> **Your assignment**
Output the data in full. Keep every entry exactly as written.
======== Exercise data ========
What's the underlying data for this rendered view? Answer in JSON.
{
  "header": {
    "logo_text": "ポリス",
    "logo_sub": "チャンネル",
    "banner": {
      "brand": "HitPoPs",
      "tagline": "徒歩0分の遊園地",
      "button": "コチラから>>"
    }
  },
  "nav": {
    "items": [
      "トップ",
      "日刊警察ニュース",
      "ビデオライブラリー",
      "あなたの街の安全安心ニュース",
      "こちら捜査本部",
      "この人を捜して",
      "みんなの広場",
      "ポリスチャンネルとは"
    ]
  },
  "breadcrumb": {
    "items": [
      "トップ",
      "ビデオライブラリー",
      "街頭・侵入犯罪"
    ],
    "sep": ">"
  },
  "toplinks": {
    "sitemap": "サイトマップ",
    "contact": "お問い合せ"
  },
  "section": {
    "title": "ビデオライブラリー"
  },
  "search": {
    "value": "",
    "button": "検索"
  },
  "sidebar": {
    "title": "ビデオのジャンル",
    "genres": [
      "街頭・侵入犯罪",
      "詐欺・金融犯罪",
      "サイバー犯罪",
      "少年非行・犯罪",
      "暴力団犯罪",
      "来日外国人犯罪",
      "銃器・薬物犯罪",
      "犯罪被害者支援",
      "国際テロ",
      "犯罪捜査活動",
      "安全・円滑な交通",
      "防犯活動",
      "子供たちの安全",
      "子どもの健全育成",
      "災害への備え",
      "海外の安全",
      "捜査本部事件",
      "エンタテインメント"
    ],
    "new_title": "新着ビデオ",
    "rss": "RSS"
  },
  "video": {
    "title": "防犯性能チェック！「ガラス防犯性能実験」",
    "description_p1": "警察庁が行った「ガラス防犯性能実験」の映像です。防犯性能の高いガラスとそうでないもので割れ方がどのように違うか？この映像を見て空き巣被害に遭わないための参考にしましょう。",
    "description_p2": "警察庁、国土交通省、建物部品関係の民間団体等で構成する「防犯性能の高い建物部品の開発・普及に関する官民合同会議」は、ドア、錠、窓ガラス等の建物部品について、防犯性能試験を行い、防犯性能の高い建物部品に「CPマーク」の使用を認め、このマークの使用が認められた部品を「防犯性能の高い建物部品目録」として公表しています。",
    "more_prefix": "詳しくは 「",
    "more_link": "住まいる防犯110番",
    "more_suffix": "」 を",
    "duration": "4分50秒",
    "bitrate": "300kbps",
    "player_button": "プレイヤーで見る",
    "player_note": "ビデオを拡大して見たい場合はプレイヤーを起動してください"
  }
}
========
> **The answer**
What's the underlying data for this rendered view? Answer in JSON.
{
  "header": {
    "logo_text": "ポリス",
    "logo_sub": "チャンネル",
    "banner": {
      "brand": "HitPoPs",
      "tagline": "徒歩0分の遊園地",
      "button": "コチラから>>"
    }
  },
  "nav": {
    "items": [
      "トップ",
      "日刊警察ニュース",
      "ビデオライブラリー",
      "あなたの街の安全安心ニュース",
      "こちら捜査本部",
      "この人を捜して",
      "みんなの広場",
      "ポリスチャンネルとは"
    ]
  },
  "breadcrumb": {
    "items": [
      "トップ",
      "ビデオライブラリー",
      "街頭・侵入犯罪"
    ],
    "sep": ">"
  },
  "toplinks": {
    "sitemap": "サイトマップ",
    "contact": "お問い合せ"
  },
  "section": {
    "title": "ビデオライブラリー"
  },
  "search": {
    "value": "",
    "button": "検索"
  },
  "sidebar": {
    "title": "ビデオのジャンル",
    "genres": [
      "街頭・侵入犯罪",
      "詐欺・金融犯罪",
      "サイバー犯罪",
      "少年非行・犯罪",
      "暴力団犯罪",
      "来日外国人犯罪",
      "銃器・薬物犯罪",
      "犯罪被害者支援",
      "国際テロ",
      "犯罪捜査活動",
      "安全・円滑な交通",
      "防犯活動",
      "子供たちの安全",
      "子どもの健全育成",
      "災害への備え",
      "海外の安全",
      "捜査本部事件",
      "エンタテインメント"
    ],
    "new_title": "新着ビデオ",
    "rss": "RSS"
  },
  "video": {
    "title": "防犯性能チェック！「ガラス防犯性能実験」",
    "description_p1": "警察庁が行った「ガラス防犯性能実験」の映像です。防犯性能の高いガラスとそうでないもので割れ方がどのように違うか？この映像を見て空き巣被害に遭わないための参考にしましょう。",
    "description_p2": "警察庁、国土交通省、建物部品関係の民間団体等で構成する「防犯性能の高い建物部品の開発・普及に関する官民合同会議」は、ドア、錠、窓ガラス等の建物部品について、防犯性能試験を行い、防犯性能の高い建物部品に「CPマーク」の使用を認め、このマークの使用が認められた部品を「防犯性能の高い建物部品目録」として公表しています。",
    "more_prefix": "詳しくは 「",
    "more_link": "住まいる防犯110番",
    "more_suffix": "」 を",
    "duration": "4分50秒",
    "bitrate": "300kbps",
    "player_button": "プレイヤーで見る",
    "player_note": "ビデオを拡大して見たい場合はプレイヤーを起動してください"
  }
}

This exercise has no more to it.